Education teaches us specialist skills for work – At school, individuals learn the diverse skills necessary for this to take place. For example, we may all start off learning the same subjects, but later on we specialize when we do GCSEs. This allows for a complex division of labour to take place.
Role Allocation and meritocracy – Education allocates people to the most appropriate job for their talents using examinations and qualifications. This ensures that the most talented are allocated to the occupations that are most important for society. This is seen to be fair because there is equality of opportunity – everyone has a chance of success and it is the most able who succeed through their own efforts – this is known as meritocracy

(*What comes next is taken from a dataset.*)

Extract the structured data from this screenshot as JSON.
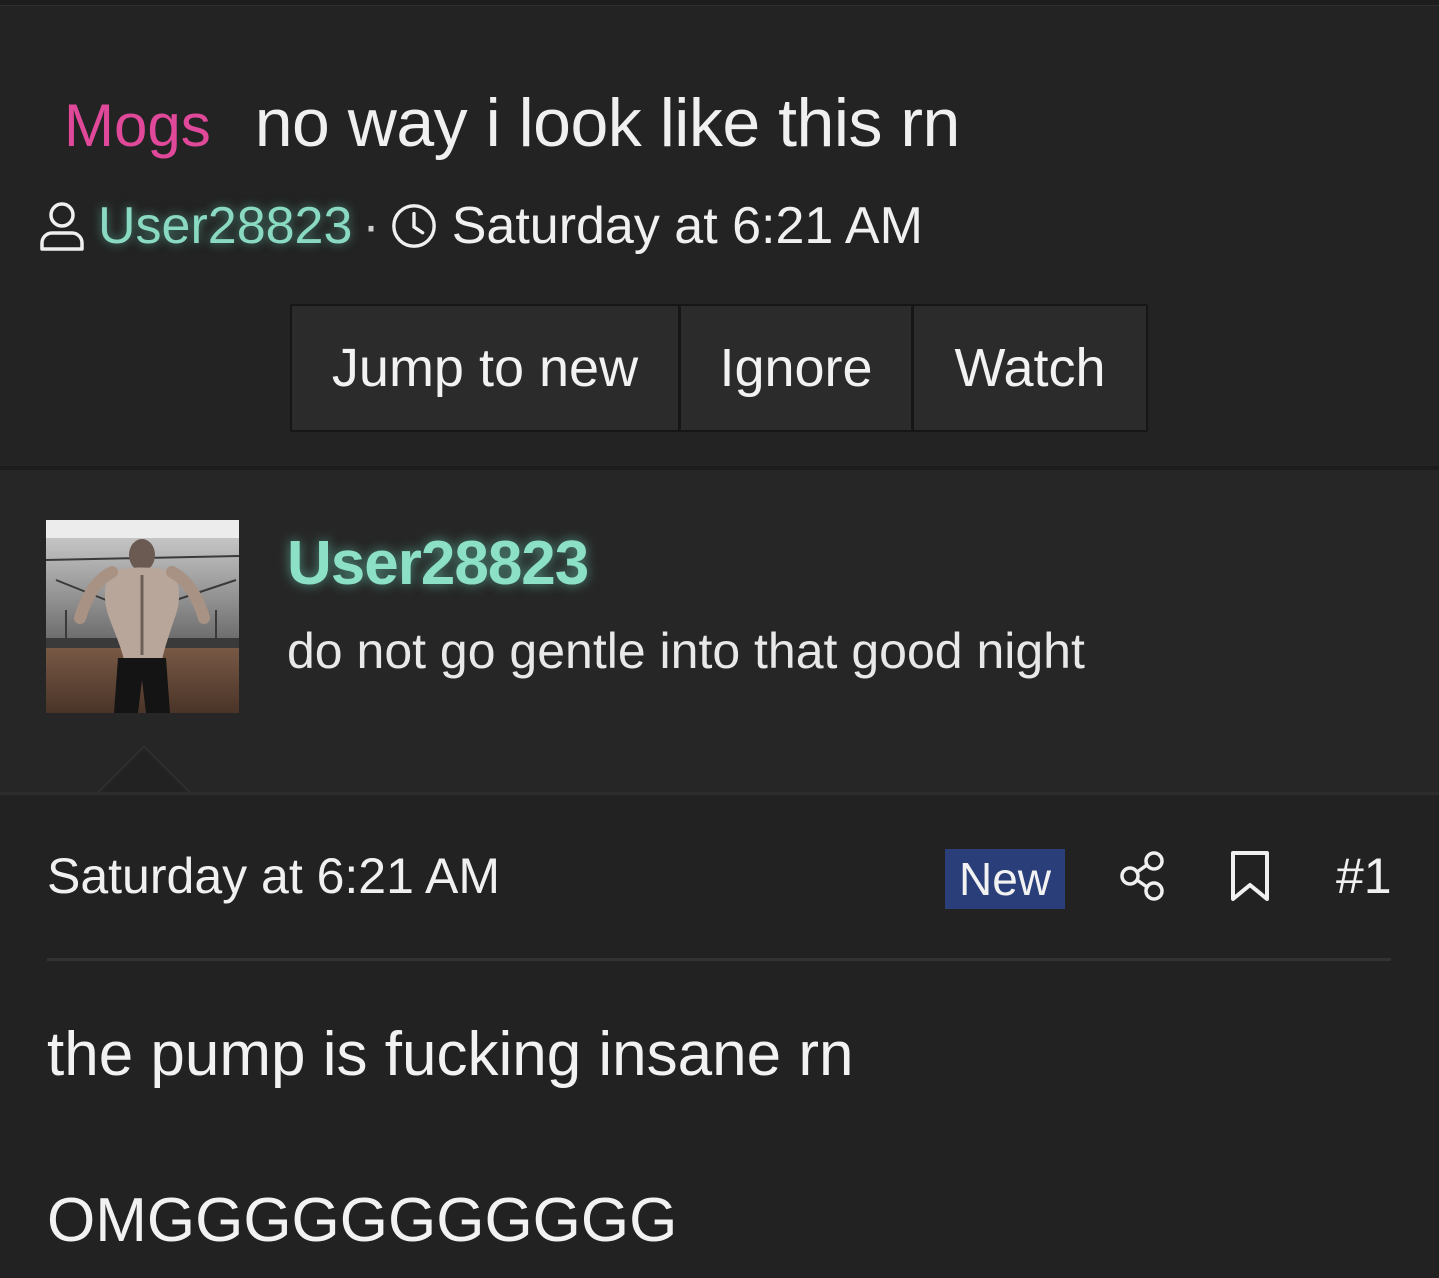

The reproduction of class inequality and the myth of meritocracy – In school, the middle classes use their material and cultural capital to ensure that their children get into the best schools and the top sets. This means that the wealthier pupils tend to get the best education and then go onto to get middle class jobs. Meanwhile working class children are more likely to get a poorer standard of education and end up in working class jobs. In this way class inequality is reproduced
School teaches the skills future capitalist employers need through the ‘Hidden Curriculum (e.g. pupils Learn to accept authority; they learn to accept hierarchy, and motivation by external rewards)
Willis described the friendship between the 12 boys (or the lads) he studied as a counter-school culture. Their value system was opposed to that of the school. They looked forward to paid manual work after leaving school and identified all non-school activities (smoking, going out) with this adult world, and valued such activities far more than school work. The lads believed that manual work was proper work, and the type of jobs that hard working pupils would get were all the same and generally pointless.
Stereotypical views of teachers and careers advisors as well as peer group pressure means that subject choices are still shaped by traditional gender norms – which limits the kind of jobs boys and girls go onto do in later life.
Even though girls do better at school, they still get paid less than men, so qualifications do not necessarily result in more pay!
The New Right
The mid 1970s was a time of rising unemployment in Britain, particularly among the young. It was argued that the education system was not producing a skilled enough workforce and that the needs of the economy were not being met. From the mid 1970s both the Conservative and Labour governments agreed that education should be more focussed on improving the state of the economy by providing training courses for young people in different areas of work.
This emphasis on meeting the needs of industry became known as ‘New Vocationalism’ which first took off in the 1980s.